With no bow thrusters or joysticks you’re reminded that this isn’t an entry level yacht. However, there was plenty of torque in those 5 bladed props so low speed maneuvering is hardly a problem. There is a 2 second delay in the transmission, so ease it into gear and hold before advancing the throttle, otherwise you’ll be rewarded with a hard clunk into gear. As soon as the transmission’s engaged, though, she moves ahead with authority, so be prepared to pull it out of gear in close quarters. You’ll hear a welcome “chirp” to let you know you’ve hit neutral.
There’s a trolling feature on the options list and it’s a good idea to consider it. It will allow you to slow your idle speed considerably. Without it she idles at a brisk 10.5 MPH. The boat won’t walk sideways in the conventional manner, due to her torque, but you can put the wheel hard over and use your single outboard (that is to say the engine on the outside of the turn radius) engine going back and forth from forward to reverse to push her sideways in the direction you want to go and she’ll head there smoothly.
Best Cruise Speed and Range
Believe it or not, some people who buy these boats care only about how fast the boat will go when racing their buddies out to the fishing grounds in the morning and back to the docks at night for a frosty one. All of the boat builders tell us that if a boat in this class won’t do 40 knots they have a problem. Even in this day and age? Yup, that’s what we are told.
To get that kind of speed one needs to test in flat water, such as in Biscayne Bay. Since we have never heard of anglers going there to catch big game, we didn’t go there to find out what the Bertram 540’s top speed could be. It is really not very important because what really counts is a boat’s “best cruise” speed and mile per gallon performance and the boat’s range. And these numbers we got in the Gulf Stream where a boat like this will really be operating.
In the sea conditions we encountered, the boat’s sweet spot for best cruise is from 1300 to 1700 rpm where is traveled from 17.8 knots to 29 knots during our runs. In that range the boat gets .33 nautical miles per gallon throughout the range, burning from 69.7 to 88 gph. The absolute best cruise setting appears to be at 1700 rpm, where the boat goes 29 knots and has a range of 454 nautical miles.
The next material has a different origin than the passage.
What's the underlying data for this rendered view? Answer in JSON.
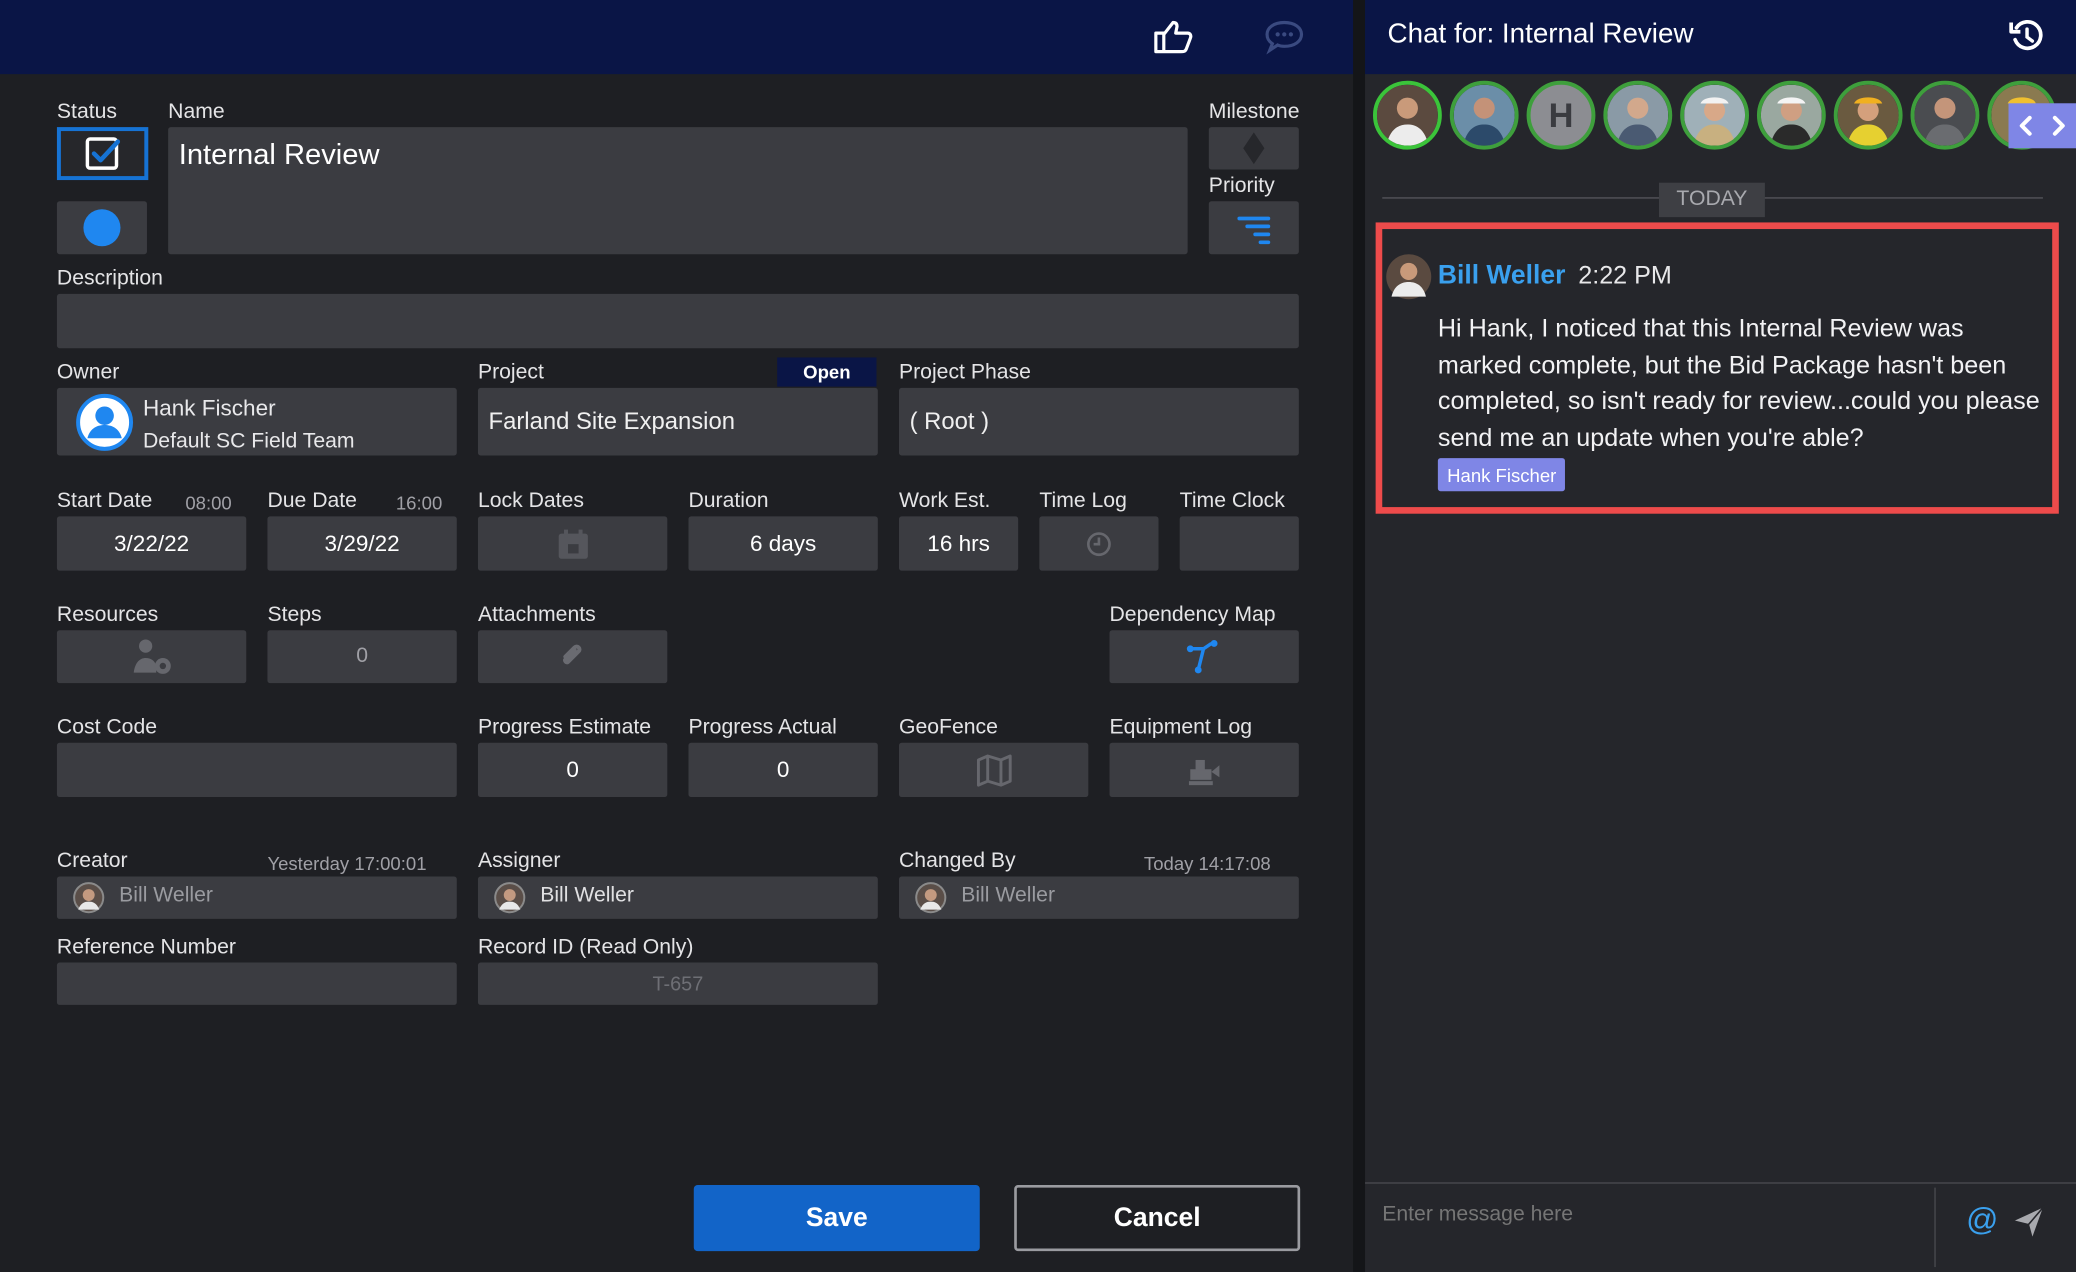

For owners who want to take the boat to Costa Rica or Peru, the boat has the range if you don’t mind going at near-displacement speeds. For example, at 11.2 knots which is the speed most large motoryachts travel on long cruises, the boat’s range is 787 nm on 90% of the boat’s 1,534 fuel capacity, which is the greatest of any boat in class. Dial the speed back to 9.1 knots and she’ll go 1,294 miles on a load of fuel.
If you’re curious about the boat’s absolute top speed in flat water, just ask the folks at Bertram to give you a test run in Biscayne Bay, and we’re sure they’ll be happy to oblige.
If anyone shared my attitude regarding Bertram messing with an already proven success story like the 54, this test should put those feelings to rest. Bertram set its sights on improving on the old 54 and they did it with flying colors. While no boat is perfect, my only criticisms were the switch placement at the helm and the retractable window switch placement in the galley. The two big design departures of the 540 – the windshields in the salon and the aft galley – in my opinion work just fine.
But more importantly, the changes to the interior will go far towards driving sales to not only the hard-core extreme fishermen that this boat was originally built for, but also to more casual fishermen who are looking a serious cruising platform and yes, the black tie affair.
Perhaps a new legend has been born.